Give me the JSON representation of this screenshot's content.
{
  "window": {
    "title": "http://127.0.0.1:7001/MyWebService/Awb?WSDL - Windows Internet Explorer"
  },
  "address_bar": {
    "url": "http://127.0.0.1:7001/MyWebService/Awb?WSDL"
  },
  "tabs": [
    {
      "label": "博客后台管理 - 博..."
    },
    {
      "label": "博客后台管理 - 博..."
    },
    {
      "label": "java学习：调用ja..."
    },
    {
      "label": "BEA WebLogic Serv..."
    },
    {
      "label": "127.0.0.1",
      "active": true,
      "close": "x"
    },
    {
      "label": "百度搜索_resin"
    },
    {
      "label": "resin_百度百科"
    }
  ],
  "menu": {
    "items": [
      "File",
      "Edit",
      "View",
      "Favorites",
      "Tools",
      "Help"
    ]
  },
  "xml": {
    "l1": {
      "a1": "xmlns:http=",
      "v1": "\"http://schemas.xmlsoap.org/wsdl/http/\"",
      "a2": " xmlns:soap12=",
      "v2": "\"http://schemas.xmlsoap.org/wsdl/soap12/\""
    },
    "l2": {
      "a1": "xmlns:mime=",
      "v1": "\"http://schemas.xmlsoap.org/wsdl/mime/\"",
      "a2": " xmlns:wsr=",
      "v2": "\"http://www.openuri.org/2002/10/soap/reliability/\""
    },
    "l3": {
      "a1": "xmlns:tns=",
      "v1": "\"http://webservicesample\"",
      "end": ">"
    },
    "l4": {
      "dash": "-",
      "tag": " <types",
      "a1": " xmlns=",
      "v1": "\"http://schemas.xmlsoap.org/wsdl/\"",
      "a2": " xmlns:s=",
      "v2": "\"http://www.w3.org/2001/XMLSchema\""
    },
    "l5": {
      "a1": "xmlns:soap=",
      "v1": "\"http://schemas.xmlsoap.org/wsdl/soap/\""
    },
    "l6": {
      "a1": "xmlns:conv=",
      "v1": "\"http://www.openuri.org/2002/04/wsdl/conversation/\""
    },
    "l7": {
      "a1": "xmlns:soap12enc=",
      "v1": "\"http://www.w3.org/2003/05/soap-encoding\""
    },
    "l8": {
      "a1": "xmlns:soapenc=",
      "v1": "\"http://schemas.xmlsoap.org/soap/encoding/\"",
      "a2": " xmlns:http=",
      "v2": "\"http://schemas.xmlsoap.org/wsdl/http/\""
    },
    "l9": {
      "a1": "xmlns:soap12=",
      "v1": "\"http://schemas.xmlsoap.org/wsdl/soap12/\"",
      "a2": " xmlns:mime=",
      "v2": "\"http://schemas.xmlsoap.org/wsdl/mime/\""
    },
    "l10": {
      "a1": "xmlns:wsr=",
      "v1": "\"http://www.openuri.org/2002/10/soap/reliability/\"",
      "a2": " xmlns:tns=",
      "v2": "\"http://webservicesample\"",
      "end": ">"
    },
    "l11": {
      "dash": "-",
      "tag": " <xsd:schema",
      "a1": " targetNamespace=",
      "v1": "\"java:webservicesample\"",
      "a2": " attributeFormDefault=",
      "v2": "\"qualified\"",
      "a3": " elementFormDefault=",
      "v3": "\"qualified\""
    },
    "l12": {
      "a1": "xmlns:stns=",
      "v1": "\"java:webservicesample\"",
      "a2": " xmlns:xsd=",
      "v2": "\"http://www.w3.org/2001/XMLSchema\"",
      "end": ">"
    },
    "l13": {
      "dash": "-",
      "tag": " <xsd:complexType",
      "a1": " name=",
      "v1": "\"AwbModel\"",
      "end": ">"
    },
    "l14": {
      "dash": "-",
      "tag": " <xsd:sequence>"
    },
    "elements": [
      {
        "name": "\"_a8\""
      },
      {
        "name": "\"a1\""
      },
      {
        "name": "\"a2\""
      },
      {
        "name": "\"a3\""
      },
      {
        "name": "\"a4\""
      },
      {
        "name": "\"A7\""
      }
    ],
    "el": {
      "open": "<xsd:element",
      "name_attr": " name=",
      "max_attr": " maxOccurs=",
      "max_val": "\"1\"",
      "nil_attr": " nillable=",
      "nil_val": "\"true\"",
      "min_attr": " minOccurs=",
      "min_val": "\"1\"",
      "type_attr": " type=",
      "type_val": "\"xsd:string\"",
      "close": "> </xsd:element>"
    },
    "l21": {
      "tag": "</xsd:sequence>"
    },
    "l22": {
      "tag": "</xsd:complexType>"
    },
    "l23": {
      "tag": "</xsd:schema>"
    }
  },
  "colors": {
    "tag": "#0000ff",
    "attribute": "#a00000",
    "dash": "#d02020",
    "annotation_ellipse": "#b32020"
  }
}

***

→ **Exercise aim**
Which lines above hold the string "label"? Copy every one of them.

→ **Solution for this task**
      "label": "博客后台管理 - 博..."
      "label": "博客后台管理 - 博..."
      "label": "java学习：调用ja..."
      "label": "BEA WebLogic Serv..."
      "label": "127.0.0.1",
      "label": "百度搜索_resin"
      "label": "resin_百度百科"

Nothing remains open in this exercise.